This certainly is applicable to an elder who is unjustly deposed from office. The simple answer is that he must be restored to his office, if possible. The case is complicated by the fact that, unlike ministers, elders hold their office only for a term of a specified number of years. In the case of a minister who is wrongfully deposed, his name would be cleared of all wrongdoing, his faithfulness commended to the churches, and he would take up his work in his office again. If for some reason the church where he had been labouring already has another minister, he would be declared eligible for call in the churches. For the elder, if his term had expired by the time the mistake is discovered, then, while he is not restored to his office, the false charges against him must be confessed, his name cleared of any suspicion, and he must be recommended to the church for his faithfulness in the office.
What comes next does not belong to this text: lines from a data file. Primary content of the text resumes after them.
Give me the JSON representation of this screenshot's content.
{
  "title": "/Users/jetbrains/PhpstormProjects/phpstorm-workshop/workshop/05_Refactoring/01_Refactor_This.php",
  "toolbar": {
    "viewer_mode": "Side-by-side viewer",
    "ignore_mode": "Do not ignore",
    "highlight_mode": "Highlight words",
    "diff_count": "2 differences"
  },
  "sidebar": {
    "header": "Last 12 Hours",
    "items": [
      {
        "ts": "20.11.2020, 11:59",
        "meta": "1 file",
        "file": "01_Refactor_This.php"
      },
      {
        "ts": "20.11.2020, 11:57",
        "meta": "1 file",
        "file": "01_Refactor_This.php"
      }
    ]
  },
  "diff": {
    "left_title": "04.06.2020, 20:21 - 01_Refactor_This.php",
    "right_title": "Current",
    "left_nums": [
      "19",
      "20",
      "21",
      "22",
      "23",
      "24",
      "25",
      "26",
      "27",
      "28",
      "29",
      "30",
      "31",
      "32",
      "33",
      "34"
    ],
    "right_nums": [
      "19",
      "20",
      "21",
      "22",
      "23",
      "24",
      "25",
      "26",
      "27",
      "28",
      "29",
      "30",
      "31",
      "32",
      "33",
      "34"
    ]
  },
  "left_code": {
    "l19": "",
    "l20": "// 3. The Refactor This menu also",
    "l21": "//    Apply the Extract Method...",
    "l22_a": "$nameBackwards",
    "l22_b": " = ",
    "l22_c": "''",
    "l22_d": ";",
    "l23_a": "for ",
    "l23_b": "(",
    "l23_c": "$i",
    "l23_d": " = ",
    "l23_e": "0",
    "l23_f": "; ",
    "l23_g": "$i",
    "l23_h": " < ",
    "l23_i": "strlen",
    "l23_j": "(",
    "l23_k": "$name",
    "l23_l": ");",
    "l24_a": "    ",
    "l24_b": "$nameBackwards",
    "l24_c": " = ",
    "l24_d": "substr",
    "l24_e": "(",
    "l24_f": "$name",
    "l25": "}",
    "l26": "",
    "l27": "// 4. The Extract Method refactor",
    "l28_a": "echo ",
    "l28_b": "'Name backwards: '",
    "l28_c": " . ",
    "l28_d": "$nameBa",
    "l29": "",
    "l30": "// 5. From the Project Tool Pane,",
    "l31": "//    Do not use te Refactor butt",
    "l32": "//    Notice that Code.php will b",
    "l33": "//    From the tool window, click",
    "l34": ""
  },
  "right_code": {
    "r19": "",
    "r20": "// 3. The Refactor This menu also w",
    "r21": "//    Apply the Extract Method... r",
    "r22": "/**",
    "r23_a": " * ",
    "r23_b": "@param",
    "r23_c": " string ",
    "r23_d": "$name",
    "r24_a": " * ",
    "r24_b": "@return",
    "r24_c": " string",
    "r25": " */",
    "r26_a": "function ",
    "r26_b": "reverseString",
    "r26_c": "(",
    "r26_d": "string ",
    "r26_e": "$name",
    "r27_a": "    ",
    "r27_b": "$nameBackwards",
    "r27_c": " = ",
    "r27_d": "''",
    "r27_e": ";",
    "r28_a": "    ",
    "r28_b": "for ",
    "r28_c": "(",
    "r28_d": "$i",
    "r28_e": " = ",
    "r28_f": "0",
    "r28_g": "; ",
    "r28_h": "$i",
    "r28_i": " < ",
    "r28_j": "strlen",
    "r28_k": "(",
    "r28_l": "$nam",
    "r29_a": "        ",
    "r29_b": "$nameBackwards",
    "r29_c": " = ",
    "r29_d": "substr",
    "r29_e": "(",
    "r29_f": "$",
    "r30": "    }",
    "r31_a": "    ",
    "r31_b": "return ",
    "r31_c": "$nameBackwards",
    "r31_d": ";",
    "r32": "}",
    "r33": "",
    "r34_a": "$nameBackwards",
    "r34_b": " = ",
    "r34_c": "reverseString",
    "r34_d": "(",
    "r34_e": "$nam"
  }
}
I suppose that there could even be a consistory decision to include his name in the next round of nominations.
Such confusion would be a cause for great grief in the churches and perhaps to avoid such a terrible situation and such an abuse of the holy office, the Church Order lays out a careful procedure for the discipline of an officebearer, and consistories freely bind themselves to mutual oversight in this matter from another consistory.
 Church Order 79, in The Confessions and the Church Order of the Protestant Reformed Churches (Grandville, MI: Protestant Reformed Churches in America, 2005), 402.
 Church Order 79, in ibid.
 Church Order 80, in ibid., 402–3.
 Church Order 80, in ibid., 403.
 Idzerd Van Dellen and Martin Monsma, The Church Order Commentary (Grand Rapids, MI: Zondervan, 1941), 324.
 Harm Bouwman, Gereformeerd Kerkrecht [Reformed Church Order], vol. 2, Het Recht der Kerken in de Practijk [The Law of the Churches in Practice] (Kampen: J. H. Kok N.V., 1934), 661–62. The translation is mine in this and subsequent quotations from this volume.
 Ibid, 668.
 Ibid, 669.
Written by: Rev. Nathan Langerak | Issue 50